[Data records]
====================

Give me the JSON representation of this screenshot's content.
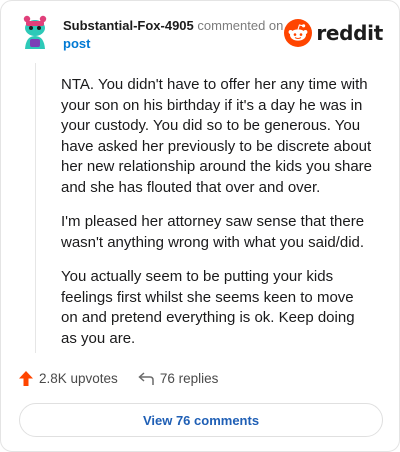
{
  "comment": {
    "author": "Substantial-Fox-4905",
    "action": "commented on",
    "target": "post",
    "paragraphs": [
      "NTA. You didn't have to offer her any time with your son on his birthday if it's a day he was in your custody. You did so to be generous. You have asked her previously to be discrete about her new relationship around the kids you share and she has flouted that over and over.",
      "I'm pleased her attorney saw sense that there wasn't anything wrong with what you said/did.",
      "You actually seem to be putting your kids feelings first whilst she seems keen to move on and pretend everything is ok. Keep doing as you are."
    ]
  },
  "brand": {
    "name": "reddit",
    "accent": "#ff4500"
  },
  "stats": {
    "upvotes": "2.8K upvotes",
    "replies": "76 replies"
  },
  "footer": {
    "view_comments": "View 76 comments"
  },
  "icons": {
    "upvote": "upvote-arrow-icon",
    "reply": "reply-arrow-icon",
    "logo": "reddit-alien-icon",
    "avatar": "snoo-avatar-icon"
  }
}
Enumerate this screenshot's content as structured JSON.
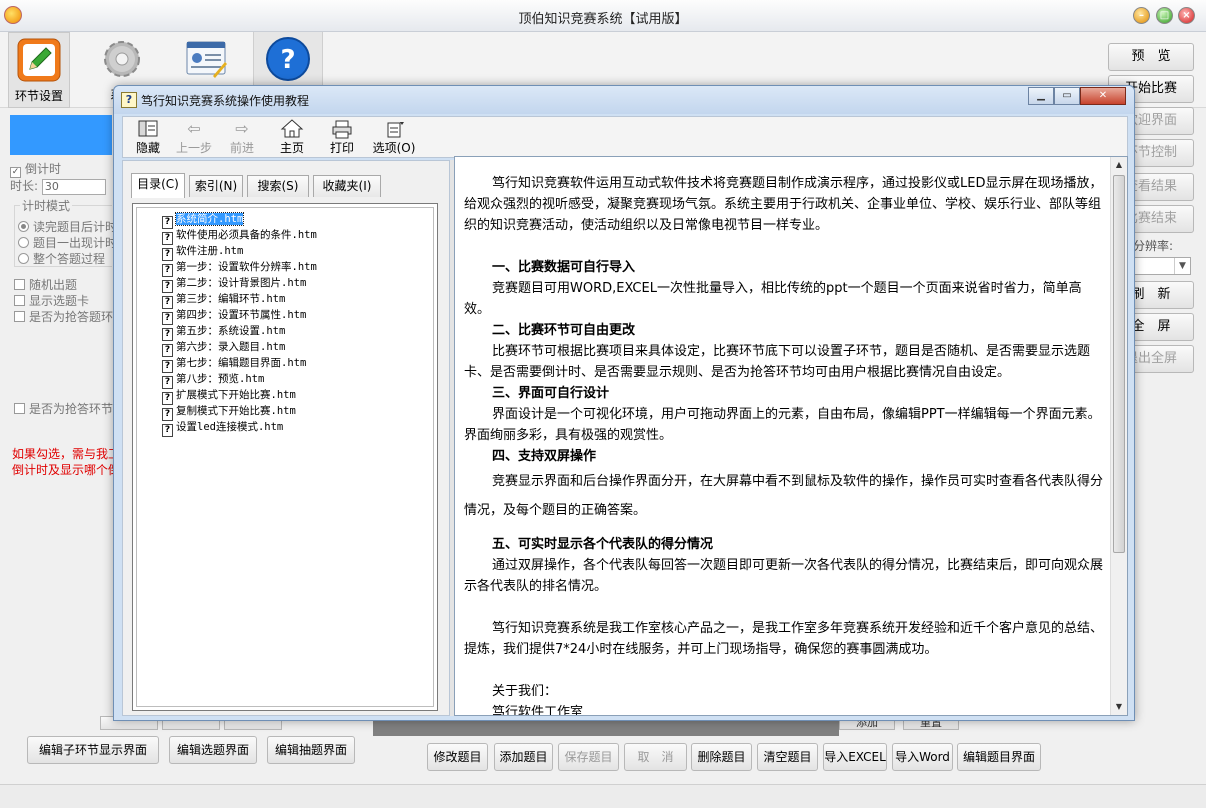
{
  "app": {
    "title": "顶伯知识竞赛系统【试用版】",
    "toolbar": [
      {
        "label": "环节设置"
      },
      {
        "label": "系统"
      },
      {
        "label": ""
      },
      {
        "label": ""
      }
    ],
    "left_panel": {
      "countdown": "倒计时",
      "duration_label": "时长:",
      "duration_value": "30",
      "timer_mode": "计时模式",
      "radio1": "读完题目后计时",
      "radio2": "题目一出现计时",
      "radio3": "整个答题过程",
      "random": "随机出题",
      "show_cards": "显示选题卡",
      "is_quick_answer": "是否为抢答题环节",
      "is_quick_answer2": "是否为抢答环节",
      "note_line1": "如果勾选，需与我工",
      "note_line2": "倒计时及显示哪个倒"
    },
    "right_buttons": [
      "预　览",
      "开始比赛",
      "欢迎界面",
      "环节控制",
      "查看结果",
      "比赛结束",
      "刷　新",
      "全　屏",
      "退出全屏"
    ],
    "resolution_label": "分辨率:",
    "bottom_left_buttons": [
      "编辑子环节显示界面",
      "编辑选题界面",
      "编辑抽题界面"
    ],
    "bottom_buttons": [
      "修改题目",
      "添加题目",
      "保存题目",
      "取　消",
      "删除题目",
      "清空题目",
      "导入EXCEL",
      "导入Word",
      "编辑题目界面"
    ],
    "behind_buttons": [
      "添加",
      "重置"
    ]
  },
  "help": {
    "title": "笃行知识竞赛系统操作使用教程",
    "toolbar": [
      {
        "label": "隐藏",
        "icon": "hide-icon",
        "enabled": true
      },
      {
        "label": "上一步",
        "icon": "back-arrow-icon",
        "enabled": false
      },
      {
        "label": "前进",
        "icon": "forward-arrow-icon",
        "enabled": false
      },
      {
        "label": "主页",
        "icon": "home-icon",
        "enabled": true
      },
      {
        "label": "打印",
        "icon": "print-icon",
        "enabled": true
      },
      {
        "label": "选项(O)",
        "icon": "options-icon",
        "enabled": true
      }
    ],
    "tabs": [
      "目录(C)",
      "索引(N)",
      "搜索(S)",
      "收藏夹(I)"
    ],
    "tree": [
      "系统简介.htm",
      "软件使用必须具备的条件.htm",
      "软件注册.htm",
      "第一步：设置软件分辨率.htm",
      "第二步：设计背景图片.htm",
      "第三步：编辑环节.htm",
      "第四步：设置环节属性.htm",
      "第五步：系统设置.htm",
      "第六步：录入题目.htm",
      "第七步：编辑题目界面.htm",
      "第八步：预览.htm",
      "扩展模式下开始比赛.htm",
      "复制模式下开始比赛.htm",
      "设置led连接模式.htm"
    ],
    "selected_index": 0,
    "content": {
      "intro": "笃行知识竞赛软件运用互动式软件技术将竞赛题目制作成演示程序，通过投影仪或LED显示屏在现场播放，给观众强烈的视听感受，凝聚竞赛现场气氛。系统主要用于行政机关、企事业单位、学校、娱乐行业、部队等组织的知识竞赛活动，使活动组织以及日常像电视节目一样专业。",
      "h1": "一、比赛数据可自行导入",
      "p1": "竞赛题目可用WORD,EXCEL一次性批量导入，相比传统的ppt一个题目一个页面来说省时省力，简单高效。",
      "h2": "二、比赛环节可自由更改",
      "p2": "比赛环节可根据比赛项目来具体设定，比赛环节底下可以设置子环节，题目是否随机、是否需要显示选题卡、是否需要倒计时、是否需要显示规则、是否为抢答环节均可由用户根据比赛情况自由设定。",
      "h3": "三、界面可自行设计",
      "p3": "界面设计是一个可视化环境，用户可拖动界面上的元素，自由布局，像编辑PPT一样编辑每一个界面元素。界面绚丽多彩，具有极强的观赏性。",
      "h4": "四、支持双屏操作",
      "p4": "竞赛显示界面和后台操作界面分开，在大屏幕中看不到鼠标及软件的操作，操作员可实时查看各代表队得分情况，及每个题目的正确答案。",
      "h5": "五、可实时显示各个代表队的得分情况",
      "p5": "通过双屏操作，各个代表队每回答一次题目即可更新一次各代表队的得分情况，比赛结束后，即可向观众展示各代表队的排名情况。",
      "p6": "笃行知识竞赛系统是我工作室核心产品之一，是我工作室多年竞赛系统开发经验和近千个客户意见的总结、提炼，我们提供7*24小时在线服务，并可上门现场指导，确保您的赛事圆满成功。",
      "about": "关于我们：",
      "studio": "笃行软件工作室"
    }
  }
}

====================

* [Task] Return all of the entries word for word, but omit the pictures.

* [Task solution]
Give me the JSON representation of this screenshot's content.
{
  "comment": {
    "author": "Substantial-Fox-4905",
    "action": "commented on",
    "target": "post",
    "paragraphs": [
      "NTA. You didn't have to offer her any time with your son on his birthday if it's a day he was in your custody. You did so to be generous. You have asked her previously to be discrete about her new relationship around the kids you share and she has flouted that over and over.",
      "I'm pleased her attorney saw sense that there wasn't anything wrong with what you said/did.",
      "You actually seem to be putting your kids feelings first whilst she seems keen to move on and pretend everything is ok. Keep doing as you are."
    ]
  },
  "brand": {
    "name": "reddit",
    "accent": "#ff4500"
  },
  "stats": {
    "upvotes": "2.8K upvotes",
    "replies": "76 replies"
  },
  "footer": {
    "view_comments": "View 76 comments"
  },
  "icons": {
    "upvote": "upvote-arrow-icon",
    "reply": "reply-arrow-icon",
    "logo": "reddit-alien-icon",
    "avatar": "snoo-avatar-icon"
  }
}
Enumerate this screenshot's content as structured JSON.
{
  "app": {
    "title": "顶伯知识竞赛系统【试用版】",
    "toolbar": [
      {
        "label": "环节设置"
      },
      {
        "label": "系统"
      },
      {
        "label": ""
      },
      {
        "label": ""
      }
    ],
    "left_panel": {
      "countdown": "倒计时",
      "duration_label": "时长:",
      "duration_value": "30",
      "timer_mode": "计时模式",
      "radio1": "读完题目后计时",
      "radio2": "题目一出现计时",
      "radio3": "整个答题过程",
      "random": "随机出题",
      "show_cards": "显示选题卡",
      "is_quick_answer": "是否为抢答题环节",
      "is_quick_answer2": "是否为抢答环节",
      "note_line1": "如果勾选，需与我工",
      "note_line2": "倒计时及显示哪个倒"
    },
    "right_buttons": [
      "预　览",
      "开始比赛",
      "欢迎界面",
      "环节控制",
      "查看结果",
      "比赛结束",
      "刷　新",
      "全　屏",
      "退出全屏"
    ],
    "resolution_label": "分辨率:",
    "bottom_left_buttons": [
      "编辑子环节显示界面",
      "编辑选题界面",
      "编辑抽题界面"
    ],
    "bottom_buttons": [
      "修改题目",
      "添加题目",
      "保存题目",
      "取　消",
      "删除题目",
      "清空题目",
      "导入EXCEL",
      "导入Word",
      "编辑题目界面"
    ],
    "behind_buttons": [
      "添加",
      "重置"
    ]
  },
  "help": {
    "title": "笃行知识竞赛系统操作使用教程",
    "toolbar": [
      {
        "label": "隐藏",
        "icon": "hide-icon",
        "enabled": true
      },
      {
        "label": "上一步",
        "icon": "back-arrow-icon",
        "enabled": false
      },
      {
        "label": "前进",
        "icon": "forward-arrow-icon",
        "enabled": false
      },
      {
        "label": "主页",
        "icon": "home-icon",
        "enabled": true
      },
      {
        "label": "打印",
        "icon": "print-icon",
        "enabled": true
      },
      {
        "label": "选项(O)",
        "icon": "options-icon",
        "enabled": true
      }
    ],
    "tabs": [
      "目录(C)",
      "索引(N)",
      "搜索(S)",
      "收藏夹(I)"
    ],
    "tree": [
      "系统简介.htm",
      "软件使用必须具备的条件.htm",
      "软件注册.htm",
      "第一步：设置软件分辨率.htm",
      "第二步：设计背景图片.htm",
      "第三步：编辑环节.htm",
      "第四步：设置环节属性.htm",
      "第五步：系统设置.htm",
      "第六步：录入题目.htm",
      "第七步：编辑题目界面.htm",
      "第八步：预览.htm",
      "扩展模式下开始比赛.htm",
      "复制模式下开始比赛.htm",
      "设置led连接模式.htm"
    ],
    "selected_index": 0,
    "content": {
      "intro": "笃行知识竞赛软件运用互动式软件技术将竞赛题目制作成演示程序，通过投影仪或LED显示屏在现场播放，给观众强烈的视听感受，凝聚竞赛现场气氛。系统主要用于行政机关、企事业单位、学校、娱乐行业、部队等组织的知识竞赛活动，使活动组织以及日常像电视节目一样专业。",
      "h1": "一、比赛数据可自行导入",
      "p1": "竞赛题目可用WORD,EXCEL一次性批量导入，相比传统的ppt一个题目一个页面来说省时省力，简单高效。",
      "h2": "二、比赛环节可自由更改",
      "p2": "比赛环节可根据比赛项目来具体设定，比赛环节底下可以设置子环节，题目是否随机、是否需要显示选题卡、是否需要倒计时、是否需要显示规则、是否为抢答环节均可由用户根据比赛情况自由设定。",
      "h3": "三、界面可自行设计",
      "p3": "界面设计是一个可视化环境，用户可拖动界面上的元素，自由布局，像编辑PPT一样编辑每一个界面元素。界面绚丽多彩，具有极强的观赏性。",
      "h4": "四、支持双屏操作",
      "p4": "竞赛显示界面和后台操作界面分开，在大屏幕中看不到鼠标及软件的操作，操作员可实时查看各代表队得分情况，及每个题目的正确答案。",
      "h5": "五、可实时显示各个代表队的得分情况",
      "p5": "通过双屏操作，各个代表队每回答一次题目即可更新一次各代表队的得分情况，比赛结束后，即可向观众展示各代表队的排名情况。",
      "p6": "笃行知识竞赛系统是我工作室核心产品之一，是我工作室多年竞赛系统开发经验和近千个客户意见的总结、提炼，我们提供7*24小时在线服务，并可上门现场指导，确保您的赛事圆满成功。",
      "about": "关于我们：",
      "studio": "笃行软件工作室"
    }
  }
}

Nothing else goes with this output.